For the students from Whittier -- juniors Zachary Drapeau and Tom Smallwood , both of Haverhill , senior Casey Hansen of Haverhill , and Nathan Lindberg, an Amesbury native who graduated earlier this month -- their work could, in turn, make getting through college easier to afford. If they choose to enroll at UMass-Lowell, each student will be eligible to apply for a $2,000 grant for each of the four years.

``We tried to run this like it was a real-world project that an engineering company would go through," said Paul Moskevitz , a machine technology instructor who served as mentor to the group.

More than a dozen students at the Haverhill technical school contributed to the final product, Moskevitz said, adding that he liked how a variety of the school's programs, including carpentry , electronics and robotics , and metal fabrication , were involved in the process.

``We have lots of capabilities at this school, and it was good for folks to see the other disciplines," Moskevitz said .

Students must use keys to unlock their lockers at Whittier.

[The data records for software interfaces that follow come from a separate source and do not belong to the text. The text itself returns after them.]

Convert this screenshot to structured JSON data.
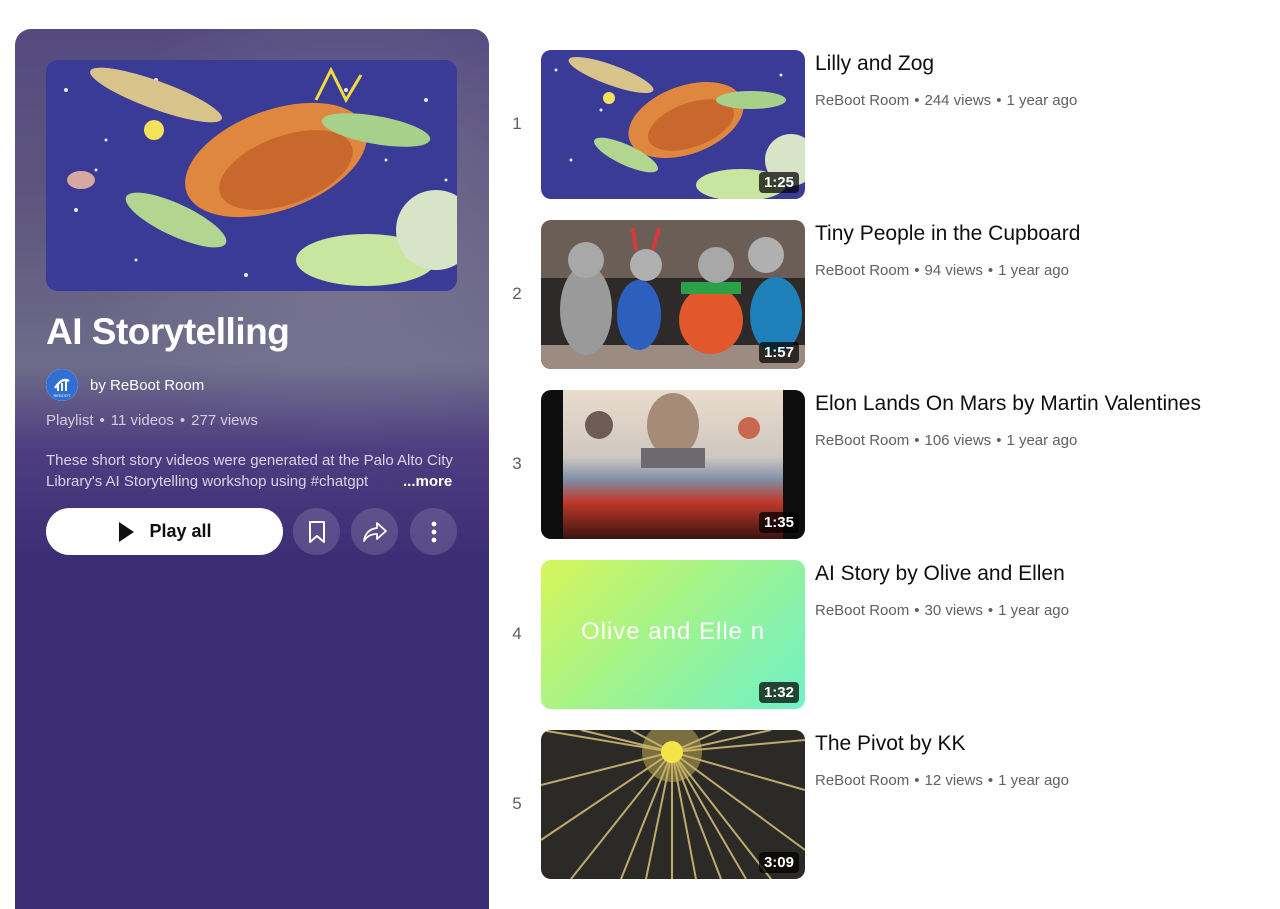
{
  "playlist": {
    "title": "AI Storytelling",
    "owner": "by ReBoot Room",
    "avatar_text": "REBOOT",
    "type": "Playlist",
    "video_count": "11 videos",
    "views": "277 views",
    "separator": "•",
    "description": "These short story videos were generated at the Palo Alto City Library's AI Storytelling workshop using #chatgpt",
    "more_label": "...more",
    "play_all_label": "Play all",
    "icons": [
      "play-icon",
      "bookmark-icon",
      "share-icon",
      "more-vert-icon"
    ]
  },
  "videos": [
    {
      "index": "1",
      "title": "Lilly and Zog",
      "channel": "ReBoot Room",
      "views": "244 views",
      "age": "1 year ago",
      "duration": "1:25"
    },
    {
      "index": "2",
      "title": "Tiny People in the Cupboard",
      "channel": "ReBoot Room",
      "views": "94 views",
      "age": "1 year ago",
      "duration": "1:57"
    },
    {
      "index": "3",
      "title": "Elon Lands On Mars by Martin Valentines",
      "channel": "ReBoot Room",
      "views": "106 views",
      "age": "1 year ago",
      "duration": "1:35"
    },
    {
      "index": "4",
      "title": "AI Story by Olive and Ellen",
      "channel": "ReBoot Room",
      "views": "30 views",
      "age": "1 year ago",
      "duration": "1:32",
      "thumb_text": "Olive and Elle n"
    },
    {
      "index": "5",
      "title": "The Pivot by KK",
      "channel": "ReBoot Room",
      "views": "12 views",
      "age": "1 year ago",
      "duration": "3:09"
    }
  ],
  "colors": {
    "panel_bg": "#3c2e75",
    "text_primary": "#0f0f0f",
    "text_secondary": "#606060"
  }
}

But the device developed by the four students allows Rizk to use a remote control that automatically slides the bolt out of the lock . They have also provided her with an ergonomically designed key, molded to fit her grasp , in case the batteries in the remote stop working .

The remote control uses an infrared signal to ensure that, if more than one is used in a hallway, the signal will only be able to open the locker programmed to the same encryption.

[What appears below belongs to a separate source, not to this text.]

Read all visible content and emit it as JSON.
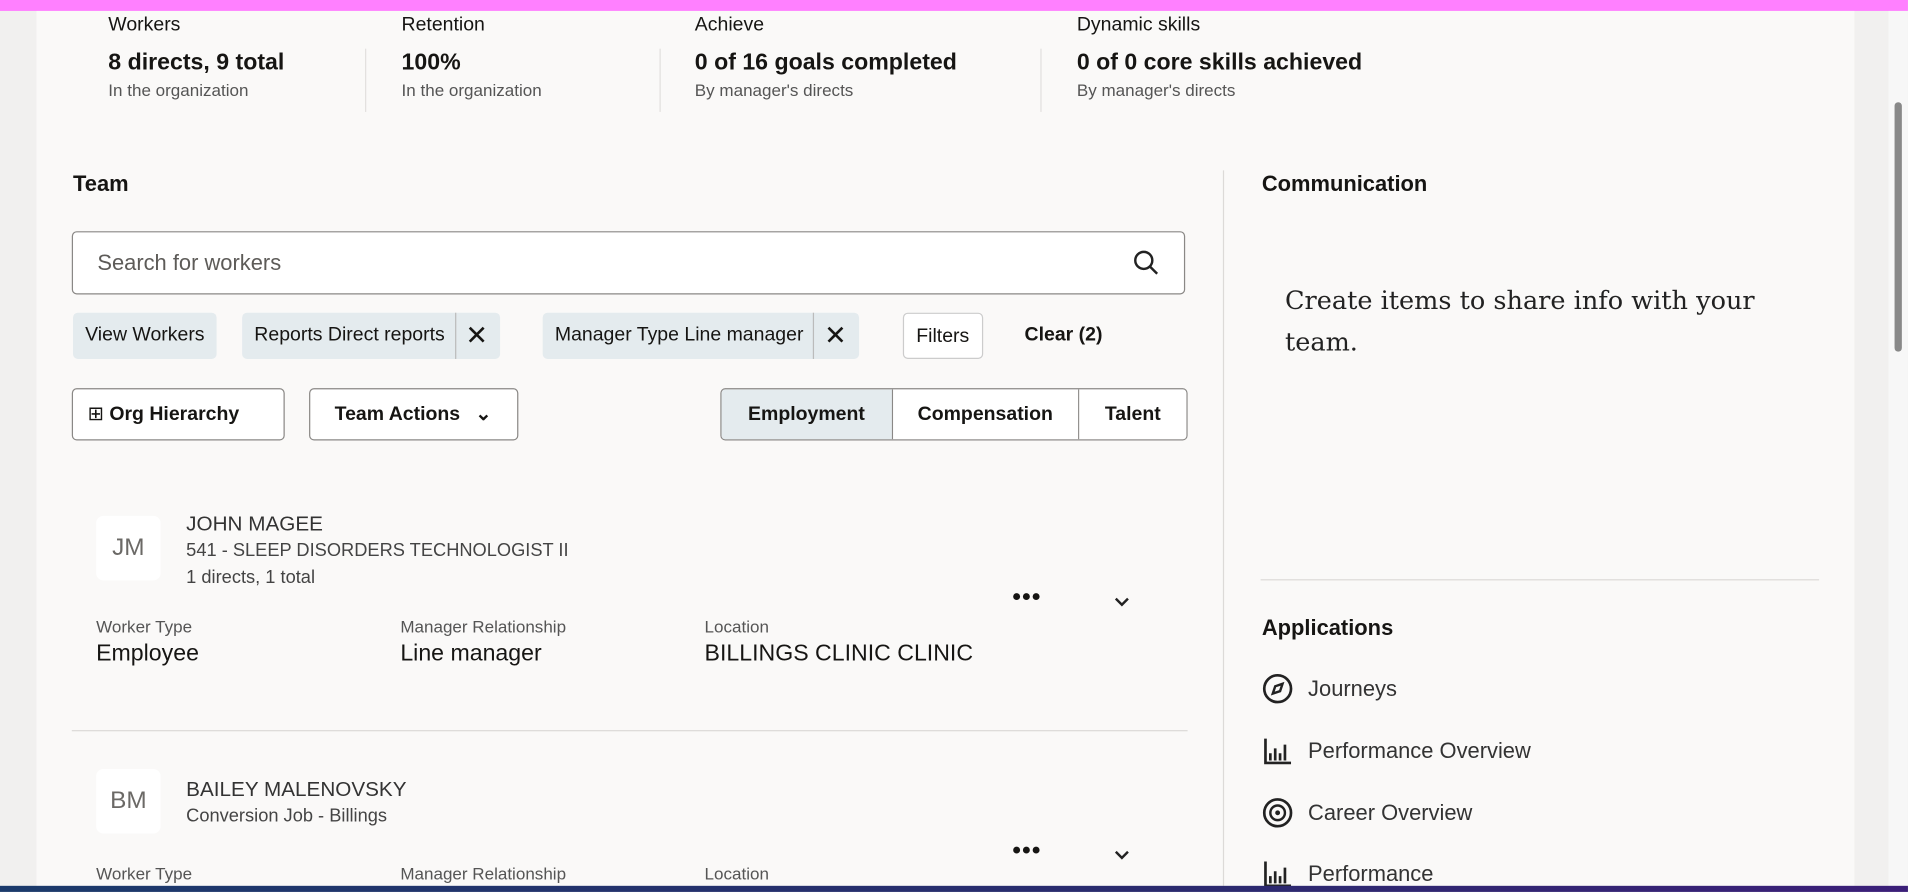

``There was a lot of trial and error along the way," Smallwood said , ``especially trying to fit the parts together and trying to get things to work and to have everything centered so the deadbolt would come across and strike the plate at the right time."

In the last few weeks, the students have been in the process of patenting their device. David Cunningham , the school's technology chairman , said he hopes that the device could have broader application -- a realistic possibility, he said, given that the setup can be easily duplicated and maintained.

Next year, school officials plan to ``check with local nursing homes, because we have connections with a lot of them . . . to see if this device could be used" to help their residents, Cunningham said .

Mike Hart , president of the Haverhill Rotary Club , saw the remote control in action last month when the students sat in on one of his group's weekly meetings. Hart said he was ``very impressed" and the presentation ``really added a lot to the meeting." ``I was amazed at the sophistication and the complexity of the device," he said . ``It was just beyond what you would've expected their achievements to be ."

Echoing a similar sentiment, Rizk said she was moved by the commitment of her classmates.

``When I first saw the actual locker, I was touched that the kids had built this for me," said Rizk, who lives in Lawrence. ``I really appreciated that they took the time out of their busy schedules to do this for me, and I've learned that people can be very caring once you get to know them."